(Data items)

================

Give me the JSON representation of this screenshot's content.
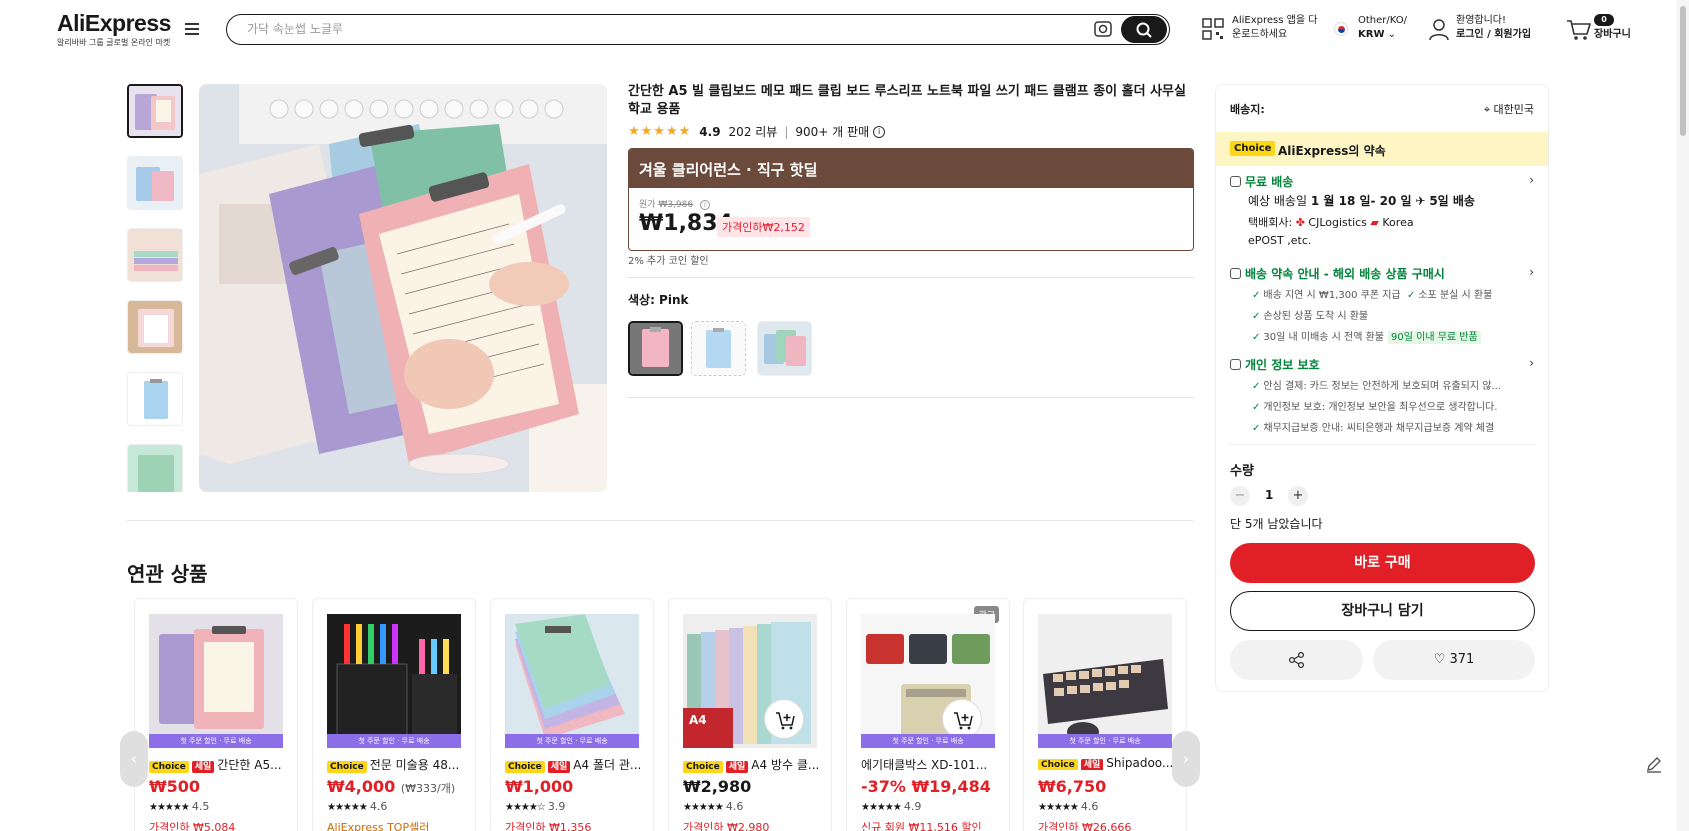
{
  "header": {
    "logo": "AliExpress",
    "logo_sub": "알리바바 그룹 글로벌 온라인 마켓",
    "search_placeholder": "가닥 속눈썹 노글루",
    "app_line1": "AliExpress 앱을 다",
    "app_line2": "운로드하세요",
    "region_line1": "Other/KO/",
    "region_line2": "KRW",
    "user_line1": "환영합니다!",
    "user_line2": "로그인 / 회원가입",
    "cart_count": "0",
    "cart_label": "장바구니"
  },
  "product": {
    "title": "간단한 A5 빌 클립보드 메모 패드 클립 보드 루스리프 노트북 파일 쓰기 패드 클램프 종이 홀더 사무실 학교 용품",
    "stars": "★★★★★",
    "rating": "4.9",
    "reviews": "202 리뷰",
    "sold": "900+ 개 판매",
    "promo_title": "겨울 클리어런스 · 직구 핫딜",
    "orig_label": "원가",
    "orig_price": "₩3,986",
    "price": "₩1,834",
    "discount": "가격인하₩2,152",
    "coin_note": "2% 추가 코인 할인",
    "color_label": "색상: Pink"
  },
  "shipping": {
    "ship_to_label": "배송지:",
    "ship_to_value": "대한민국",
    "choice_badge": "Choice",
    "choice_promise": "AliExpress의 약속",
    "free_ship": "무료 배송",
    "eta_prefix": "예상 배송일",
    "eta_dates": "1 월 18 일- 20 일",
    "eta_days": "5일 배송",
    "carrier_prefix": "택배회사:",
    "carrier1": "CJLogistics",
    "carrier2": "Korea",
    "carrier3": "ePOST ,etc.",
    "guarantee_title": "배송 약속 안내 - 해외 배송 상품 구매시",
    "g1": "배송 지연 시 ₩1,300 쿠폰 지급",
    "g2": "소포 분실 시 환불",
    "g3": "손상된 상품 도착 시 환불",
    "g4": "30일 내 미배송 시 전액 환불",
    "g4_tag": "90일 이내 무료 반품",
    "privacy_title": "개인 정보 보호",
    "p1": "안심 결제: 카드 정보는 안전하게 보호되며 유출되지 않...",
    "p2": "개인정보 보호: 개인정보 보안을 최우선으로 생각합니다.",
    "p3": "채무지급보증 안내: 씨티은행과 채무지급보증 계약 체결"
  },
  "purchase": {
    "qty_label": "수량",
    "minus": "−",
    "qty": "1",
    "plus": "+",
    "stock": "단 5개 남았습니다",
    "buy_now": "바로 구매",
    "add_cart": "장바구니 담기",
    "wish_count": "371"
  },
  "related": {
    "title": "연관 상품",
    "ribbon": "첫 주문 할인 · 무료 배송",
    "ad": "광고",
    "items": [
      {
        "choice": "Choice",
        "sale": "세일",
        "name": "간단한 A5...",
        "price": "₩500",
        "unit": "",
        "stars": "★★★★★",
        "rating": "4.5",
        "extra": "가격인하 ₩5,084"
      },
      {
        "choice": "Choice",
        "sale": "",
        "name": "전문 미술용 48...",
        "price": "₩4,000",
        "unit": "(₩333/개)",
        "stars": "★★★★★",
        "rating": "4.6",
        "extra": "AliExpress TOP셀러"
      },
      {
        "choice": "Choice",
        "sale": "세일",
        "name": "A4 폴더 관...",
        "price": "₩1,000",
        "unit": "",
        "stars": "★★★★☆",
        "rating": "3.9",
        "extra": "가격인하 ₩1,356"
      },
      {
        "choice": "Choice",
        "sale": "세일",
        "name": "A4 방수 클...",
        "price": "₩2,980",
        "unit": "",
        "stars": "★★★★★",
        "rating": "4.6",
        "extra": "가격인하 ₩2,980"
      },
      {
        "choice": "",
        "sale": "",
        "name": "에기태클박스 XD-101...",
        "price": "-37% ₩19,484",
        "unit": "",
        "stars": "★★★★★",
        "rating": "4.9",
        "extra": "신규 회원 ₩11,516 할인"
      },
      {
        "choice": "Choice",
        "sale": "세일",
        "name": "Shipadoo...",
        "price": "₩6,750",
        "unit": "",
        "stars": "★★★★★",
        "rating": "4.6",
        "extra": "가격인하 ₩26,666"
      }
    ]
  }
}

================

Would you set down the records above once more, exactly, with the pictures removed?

Give me the JSON representation of this screenshot's content.
{
  "header": {
    "logo": "AliExpress",
    "logo_sub": "알리바바 그룹 글로벌 온라인 마켓",
    "search_placeholder": "가닥 속눈썹 노글루",
    "app_line1": "AliExpress 앱을 다",
    "app_line2": "운로드하세요",
    "region_line1": "Other/KO/",
    "region_line2": "KRW",
    "user_line1": "환영합니다!",
    "user_line2": "로그인 / 회원가입",
    "cart_count": "0",
    "cart_label": "장바구니"
  },
  "product": {
    "title": "간단한 A5 빌 클립보드 메모 패드 클립 보드 루스리프 노트북 파일 쓰기 패드 클램프 종이 홀더 사무실 학교 용품",
    "stars": "★★★★★",
    "rating": "4.9",
    "reviews": "202 리뷰",
    "sold": "900+ 개 판매",
    "promo_title": "겨울 클리어런스 · 직구 핫딜",
    "orig_label": "원가",
    "orig_price": "₩3,986",
    "price": "₩1,834",
    "discount": "가격인하₩2,152",
    "coin_note": "2% 추가 코인 할인",
    "color_label": "색상: Pink"
  },
  "shipping": {
    "ship_to_label": "배송지:",
    "ship_to_value": "대한민국",
    "choice_badge": "Choice",
    "choice_promise": "AliExpress의 약속",
    "free_ship": "무료 배송",
    "eta_prefix": "예상 배송일",
    "eta_dates": "1 월 18 일- 20 일",
    "eta_days": "5일 배송",
    "carrier_prefix": "택배회사:",
    "carrier1": "CJLogistics",
    "carrier2": "Korea",
    "carrier3": "ePOST ,etc.",
    "guarantee_title": "배송 약속 안내 - 해외 배송 상품 구매시",
    "g1": "배송 지연 시 ₩1,300 쿠폰 지급",
    "g2": "소포 분실 시 환불",
    "g3": "손상된 상품 도착 시 환불",
    "g4": "30일 내 미배송 시 전액 환불",
    "g4_tag": "90일 이내 무료 반품",
    "privacy_title": "개인 정보 보호",
    "p1": "안심 결제: 카드 정보는 안전하게 보호되며 유출되지 않...",
    "p2": "개인정보 보호: 개인정보 보안을 최우선으로 생각합니다.",
    "p3": "채무지급보증 안내: 씨티은행과 채무지급보증 계약 체결"
  },
  "purchase": {
    "qty_label": "수량",
    "minus": "−",
    "qty": "1",
    "plus": "+",
    "stock": "단 5개 남았습니다",
    "buy_now": "바로 구매",
    "add_cart": "장바구니 담기",
    "wish_count": "371"
  },
  "related": {
    "title": "연관 상품",
    "ribbon": "첫 주문 할인 · 무료 배송",
    "ad": "광고",
    "items": [
      {
        "choice": "Choice",
        "sale": "세일",
        "name": "간단한 A5...",
        "price": "₩500",
        "unit": "",
        "stars": "★★★★★",
        "rating": "4.5",
        "extra": "가격인하 ₩5,084"
      },
      {
        "choice": "Choice",
        "sale": "",
        "name": "전문 미술용 48...",
        "price": "₩4,000",
        "unit": "(₩333/개)",
        "stars": "★★★★★",
        "rating": "4.6",
        "extra": "AliExpress TOP셀러"
      },
      {
        "choice": "Choice",
        "sale": "세일",
        "name": "A4 폴더 관...",
        "price": "₩1,000",
        "unit": "",
        "stars": "★★★★☆",
        "rating": "3.9",
        "extra": "가격인하 ₩1,356"
      },
      {
        "choice": "Choice",
        "sale": "세일",
        "name": "A4 방수 클...",
        "price": "₩2,980",
        "unit": "",
        "stars": "★★★★★",
        "rating": "4.6",
        "extra": "가격인하 ₩2,980"
      },
      {
        "choice": "",
        "sale": "",
        "name": "에기태클박스 XD-101...",
        "price": "-37% ₩19,484",
        "unit": "",
        "stars": "★★★★★",
        "rating": "4.9",
        "extra": "신규 회원 ₩11,516 할인"
      },
      {
        "choice": "Choice",
        "sale": "세일",
        "name": "Shipadoo...",
        "price": "₩6,750",
        "unit": "",
        "stars": "★★★★★",
        "rating": "4.6",
        "extra": "가격인하 ₩26,666"
      }
    ]
  }
}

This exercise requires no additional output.